Segment Start: Given data
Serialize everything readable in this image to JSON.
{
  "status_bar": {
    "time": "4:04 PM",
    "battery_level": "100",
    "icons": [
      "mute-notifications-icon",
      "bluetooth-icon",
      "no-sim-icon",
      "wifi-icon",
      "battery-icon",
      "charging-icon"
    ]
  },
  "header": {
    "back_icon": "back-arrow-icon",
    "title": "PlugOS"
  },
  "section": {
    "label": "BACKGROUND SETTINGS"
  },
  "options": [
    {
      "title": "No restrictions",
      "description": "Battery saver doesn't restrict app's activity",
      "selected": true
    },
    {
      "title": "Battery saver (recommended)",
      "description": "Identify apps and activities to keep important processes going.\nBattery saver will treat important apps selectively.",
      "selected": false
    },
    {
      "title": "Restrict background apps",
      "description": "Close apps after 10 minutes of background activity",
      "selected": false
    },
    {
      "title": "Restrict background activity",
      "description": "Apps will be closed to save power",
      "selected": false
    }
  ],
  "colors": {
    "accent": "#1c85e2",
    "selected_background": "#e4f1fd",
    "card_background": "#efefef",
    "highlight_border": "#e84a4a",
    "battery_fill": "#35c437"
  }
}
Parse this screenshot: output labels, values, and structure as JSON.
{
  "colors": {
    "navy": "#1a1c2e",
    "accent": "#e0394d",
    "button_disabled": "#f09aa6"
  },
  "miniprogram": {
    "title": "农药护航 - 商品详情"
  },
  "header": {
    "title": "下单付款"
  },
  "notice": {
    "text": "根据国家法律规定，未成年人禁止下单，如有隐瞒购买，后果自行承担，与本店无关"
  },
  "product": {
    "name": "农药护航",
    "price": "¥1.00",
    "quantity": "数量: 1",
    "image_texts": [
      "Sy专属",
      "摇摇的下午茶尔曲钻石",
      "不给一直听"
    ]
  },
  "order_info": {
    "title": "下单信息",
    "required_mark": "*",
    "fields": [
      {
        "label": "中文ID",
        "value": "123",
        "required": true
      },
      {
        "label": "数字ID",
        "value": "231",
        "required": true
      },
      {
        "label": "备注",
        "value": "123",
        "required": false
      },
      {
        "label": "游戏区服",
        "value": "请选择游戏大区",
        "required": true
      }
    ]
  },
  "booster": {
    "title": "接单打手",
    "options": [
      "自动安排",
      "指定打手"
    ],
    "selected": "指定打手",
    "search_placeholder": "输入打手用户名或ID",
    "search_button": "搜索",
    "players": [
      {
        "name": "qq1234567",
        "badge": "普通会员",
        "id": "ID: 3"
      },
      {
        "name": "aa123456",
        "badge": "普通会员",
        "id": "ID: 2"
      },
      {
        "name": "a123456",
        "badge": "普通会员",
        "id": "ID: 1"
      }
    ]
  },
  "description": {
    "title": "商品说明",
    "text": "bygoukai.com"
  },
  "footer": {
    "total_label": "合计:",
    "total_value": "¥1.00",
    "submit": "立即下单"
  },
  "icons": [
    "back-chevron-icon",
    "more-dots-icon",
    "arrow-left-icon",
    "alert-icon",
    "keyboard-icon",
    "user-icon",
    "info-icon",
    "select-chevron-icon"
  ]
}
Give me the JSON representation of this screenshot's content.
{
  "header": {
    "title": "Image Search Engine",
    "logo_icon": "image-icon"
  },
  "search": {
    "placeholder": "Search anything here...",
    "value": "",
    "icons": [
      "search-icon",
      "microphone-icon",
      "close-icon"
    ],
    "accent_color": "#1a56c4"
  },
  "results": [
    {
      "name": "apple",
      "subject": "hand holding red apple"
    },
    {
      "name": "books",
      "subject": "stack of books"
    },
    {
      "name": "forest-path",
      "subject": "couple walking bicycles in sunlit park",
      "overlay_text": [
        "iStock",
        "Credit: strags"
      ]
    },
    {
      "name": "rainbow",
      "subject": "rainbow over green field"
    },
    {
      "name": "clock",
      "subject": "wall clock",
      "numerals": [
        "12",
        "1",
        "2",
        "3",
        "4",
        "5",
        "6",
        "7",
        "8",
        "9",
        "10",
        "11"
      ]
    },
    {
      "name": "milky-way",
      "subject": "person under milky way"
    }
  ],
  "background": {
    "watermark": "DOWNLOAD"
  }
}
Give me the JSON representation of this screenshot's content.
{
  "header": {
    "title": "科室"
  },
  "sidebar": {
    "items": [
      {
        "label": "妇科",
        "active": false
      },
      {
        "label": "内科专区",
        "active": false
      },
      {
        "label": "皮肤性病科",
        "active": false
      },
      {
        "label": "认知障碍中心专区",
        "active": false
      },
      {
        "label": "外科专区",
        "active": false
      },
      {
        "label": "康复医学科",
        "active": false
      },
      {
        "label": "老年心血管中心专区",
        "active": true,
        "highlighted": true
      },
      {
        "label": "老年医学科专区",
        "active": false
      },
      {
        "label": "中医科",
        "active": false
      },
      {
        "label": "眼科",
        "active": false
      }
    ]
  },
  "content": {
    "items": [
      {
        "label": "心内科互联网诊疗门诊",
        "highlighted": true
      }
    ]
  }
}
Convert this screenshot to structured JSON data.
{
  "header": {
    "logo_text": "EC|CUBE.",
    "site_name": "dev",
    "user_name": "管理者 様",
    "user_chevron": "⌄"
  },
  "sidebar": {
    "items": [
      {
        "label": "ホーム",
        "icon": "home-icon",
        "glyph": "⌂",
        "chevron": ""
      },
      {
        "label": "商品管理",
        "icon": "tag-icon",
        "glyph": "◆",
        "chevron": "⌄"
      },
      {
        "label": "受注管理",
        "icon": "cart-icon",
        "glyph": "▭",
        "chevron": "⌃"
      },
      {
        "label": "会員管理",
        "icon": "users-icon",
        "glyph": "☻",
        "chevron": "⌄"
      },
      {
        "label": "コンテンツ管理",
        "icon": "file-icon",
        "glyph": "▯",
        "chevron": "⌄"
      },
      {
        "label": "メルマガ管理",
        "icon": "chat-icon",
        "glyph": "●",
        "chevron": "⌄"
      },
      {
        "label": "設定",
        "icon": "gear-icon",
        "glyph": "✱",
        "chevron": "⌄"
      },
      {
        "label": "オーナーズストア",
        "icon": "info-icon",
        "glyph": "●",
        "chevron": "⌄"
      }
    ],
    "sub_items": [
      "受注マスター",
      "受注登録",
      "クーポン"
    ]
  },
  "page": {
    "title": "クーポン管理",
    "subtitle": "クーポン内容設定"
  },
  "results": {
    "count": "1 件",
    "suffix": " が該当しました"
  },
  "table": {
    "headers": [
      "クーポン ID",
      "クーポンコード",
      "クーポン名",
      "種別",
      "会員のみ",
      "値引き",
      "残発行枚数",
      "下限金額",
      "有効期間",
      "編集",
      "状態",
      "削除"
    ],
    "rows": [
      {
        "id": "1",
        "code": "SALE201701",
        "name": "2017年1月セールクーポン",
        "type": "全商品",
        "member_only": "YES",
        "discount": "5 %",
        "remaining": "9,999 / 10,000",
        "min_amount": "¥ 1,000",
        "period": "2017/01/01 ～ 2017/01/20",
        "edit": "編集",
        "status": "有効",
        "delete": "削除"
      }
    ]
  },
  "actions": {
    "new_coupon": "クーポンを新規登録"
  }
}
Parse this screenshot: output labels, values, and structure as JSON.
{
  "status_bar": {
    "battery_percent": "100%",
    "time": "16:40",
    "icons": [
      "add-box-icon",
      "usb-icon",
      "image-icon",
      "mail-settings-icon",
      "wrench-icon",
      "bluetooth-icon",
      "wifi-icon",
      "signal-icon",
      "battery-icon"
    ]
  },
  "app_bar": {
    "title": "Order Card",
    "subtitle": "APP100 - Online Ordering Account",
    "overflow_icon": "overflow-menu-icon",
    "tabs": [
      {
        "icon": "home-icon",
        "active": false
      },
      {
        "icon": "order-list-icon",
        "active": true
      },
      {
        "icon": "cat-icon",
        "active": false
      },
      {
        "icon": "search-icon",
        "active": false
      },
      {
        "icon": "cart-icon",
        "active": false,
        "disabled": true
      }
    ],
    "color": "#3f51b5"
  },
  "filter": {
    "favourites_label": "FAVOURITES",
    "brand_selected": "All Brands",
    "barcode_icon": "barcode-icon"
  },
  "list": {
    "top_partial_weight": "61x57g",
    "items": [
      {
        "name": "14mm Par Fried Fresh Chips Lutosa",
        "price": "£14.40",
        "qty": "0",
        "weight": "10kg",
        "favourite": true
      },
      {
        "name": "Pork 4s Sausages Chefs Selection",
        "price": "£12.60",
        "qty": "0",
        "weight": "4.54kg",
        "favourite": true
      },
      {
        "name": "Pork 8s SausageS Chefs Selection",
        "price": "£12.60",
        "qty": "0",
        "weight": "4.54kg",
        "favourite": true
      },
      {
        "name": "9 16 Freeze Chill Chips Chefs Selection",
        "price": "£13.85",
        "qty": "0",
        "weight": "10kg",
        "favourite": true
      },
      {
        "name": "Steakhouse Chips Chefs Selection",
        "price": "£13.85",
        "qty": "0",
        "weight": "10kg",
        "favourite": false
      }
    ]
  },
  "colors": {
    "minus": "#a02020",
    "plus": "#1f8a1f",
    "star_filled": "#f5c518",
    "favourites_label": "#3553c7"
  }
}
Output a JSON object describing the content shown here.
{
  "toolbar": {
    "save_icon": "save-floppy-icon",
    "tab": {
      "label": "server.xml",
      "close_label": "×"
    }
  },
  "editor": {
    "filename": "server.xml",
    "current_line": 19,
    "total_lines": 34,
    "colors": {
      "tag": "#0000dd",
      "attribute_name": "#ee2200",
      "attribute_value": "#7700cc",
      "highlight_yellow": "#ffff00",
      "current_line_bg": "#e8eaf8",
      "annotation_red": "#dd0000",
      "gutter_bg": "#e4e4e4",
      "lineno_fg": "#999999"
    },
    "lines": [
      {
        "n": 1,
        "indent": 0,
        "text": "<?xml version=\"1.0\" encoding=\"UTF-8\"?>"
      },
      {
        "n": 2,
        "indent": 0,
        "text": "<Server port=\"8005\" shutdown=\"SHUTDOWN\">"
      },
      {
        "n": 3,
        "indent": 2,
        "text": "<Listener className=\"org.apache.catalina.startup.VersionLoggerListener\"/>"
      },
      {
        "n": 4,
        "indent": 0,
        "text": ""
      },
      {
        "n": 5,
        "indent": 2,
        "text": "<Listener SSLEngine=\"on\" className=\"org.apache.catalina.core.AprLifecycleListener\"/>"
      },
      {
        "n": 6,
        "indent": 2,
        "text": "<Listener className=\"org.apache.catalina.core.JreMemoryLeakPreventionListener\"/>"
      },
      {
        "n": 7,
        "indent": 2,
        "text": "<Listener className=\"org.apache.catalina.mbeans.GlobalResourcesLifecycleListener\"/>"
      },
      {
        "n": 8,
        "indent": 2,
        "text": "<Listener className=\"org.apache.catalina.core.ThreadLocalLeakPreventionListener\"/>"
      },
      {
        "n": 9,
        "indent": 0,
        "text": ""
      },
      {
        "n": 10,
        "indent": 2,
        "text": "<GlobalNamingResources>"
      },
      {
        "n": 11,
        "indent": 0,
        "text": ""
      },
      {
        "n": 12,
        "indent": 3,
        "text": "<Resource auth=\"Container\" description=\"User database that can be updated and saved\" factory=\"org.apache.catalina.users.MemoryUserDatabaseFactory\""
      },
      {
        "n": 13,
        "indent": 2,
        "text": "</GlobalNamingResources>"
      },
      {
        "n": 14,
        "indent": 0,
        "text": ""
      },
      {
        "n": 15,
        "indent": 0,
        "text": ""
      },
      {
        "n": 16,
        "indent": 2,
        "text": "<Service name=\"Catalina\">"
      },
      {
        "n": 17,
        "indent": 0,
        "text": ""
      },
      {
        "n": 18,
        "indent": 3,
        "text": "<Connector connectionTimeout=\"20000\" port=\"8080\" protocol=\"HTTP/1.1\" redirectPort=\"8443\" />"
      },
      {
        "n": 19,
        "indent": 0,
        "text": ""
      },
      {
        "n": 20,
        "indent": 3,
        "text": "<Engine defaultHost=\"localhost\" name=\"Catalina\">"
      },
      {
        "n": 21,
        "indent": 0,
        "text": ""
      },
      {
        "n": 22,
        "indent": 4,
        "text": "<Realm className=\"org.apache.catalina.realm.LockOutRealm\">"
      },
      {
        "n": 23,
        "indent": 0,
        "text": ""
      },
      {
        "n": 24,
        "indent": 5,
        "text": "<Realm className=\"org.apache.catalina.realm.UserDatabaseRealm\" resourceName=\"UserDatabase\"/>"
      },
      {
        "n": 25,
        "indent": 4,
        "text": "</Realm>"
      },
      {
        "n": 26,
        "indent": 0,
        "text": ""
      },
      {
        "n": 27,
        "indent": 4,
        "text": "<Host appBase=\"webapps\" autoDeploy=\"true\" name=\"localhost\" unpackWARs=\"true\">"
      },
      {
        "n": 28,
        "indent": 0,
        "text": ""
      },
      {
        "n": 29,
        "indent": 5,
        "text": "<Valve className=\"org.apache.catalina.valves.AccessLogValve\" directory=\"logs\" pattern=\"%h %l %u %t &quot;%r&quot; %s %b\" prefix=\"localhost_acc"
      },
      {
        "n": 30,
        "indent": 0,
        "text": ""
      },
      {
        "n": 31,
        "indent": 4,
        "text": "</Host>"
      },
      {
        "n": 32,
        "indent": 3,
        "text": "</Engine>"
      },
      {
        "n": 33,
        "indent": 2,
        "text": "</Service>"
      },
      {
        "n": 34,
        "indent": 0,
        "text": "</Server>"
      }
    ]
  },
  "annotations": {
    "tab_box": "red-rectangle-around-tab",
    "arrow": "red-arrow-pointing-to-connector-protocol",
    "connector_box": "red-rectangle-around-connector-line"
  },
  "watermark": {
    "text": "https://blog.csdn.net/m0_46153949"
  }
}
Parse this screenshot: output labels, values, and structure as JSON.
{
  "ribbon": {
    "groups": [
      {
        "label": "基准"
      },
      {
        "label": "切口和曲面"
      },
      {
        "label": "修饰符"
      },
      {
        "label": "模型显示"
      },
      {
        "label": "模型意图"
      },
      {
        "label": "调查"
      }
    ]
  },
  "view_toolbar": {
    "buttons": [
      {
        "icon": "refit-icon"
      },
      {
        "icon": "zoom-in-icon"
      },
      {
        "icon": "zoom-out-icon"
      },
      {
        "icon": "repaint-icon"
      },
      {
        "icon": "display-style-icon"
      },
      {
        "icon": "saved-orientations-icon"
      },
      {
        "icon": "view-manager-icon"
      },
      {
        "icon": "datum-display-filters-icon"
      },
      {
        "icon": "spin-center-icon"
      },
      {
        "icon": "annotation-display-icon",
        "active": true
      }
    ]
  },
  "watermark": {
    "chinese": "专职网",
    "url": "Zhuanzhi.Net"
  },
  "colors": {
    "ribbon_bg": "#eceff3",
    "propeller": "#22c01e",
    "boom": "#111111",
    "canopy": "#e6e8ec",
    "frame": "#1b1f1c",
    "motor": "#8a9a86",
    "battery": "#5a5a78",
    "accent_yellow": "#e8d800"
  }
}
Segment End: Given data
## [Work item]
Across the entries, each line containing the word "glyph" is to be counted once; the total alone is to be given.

## [Exercise solution]
8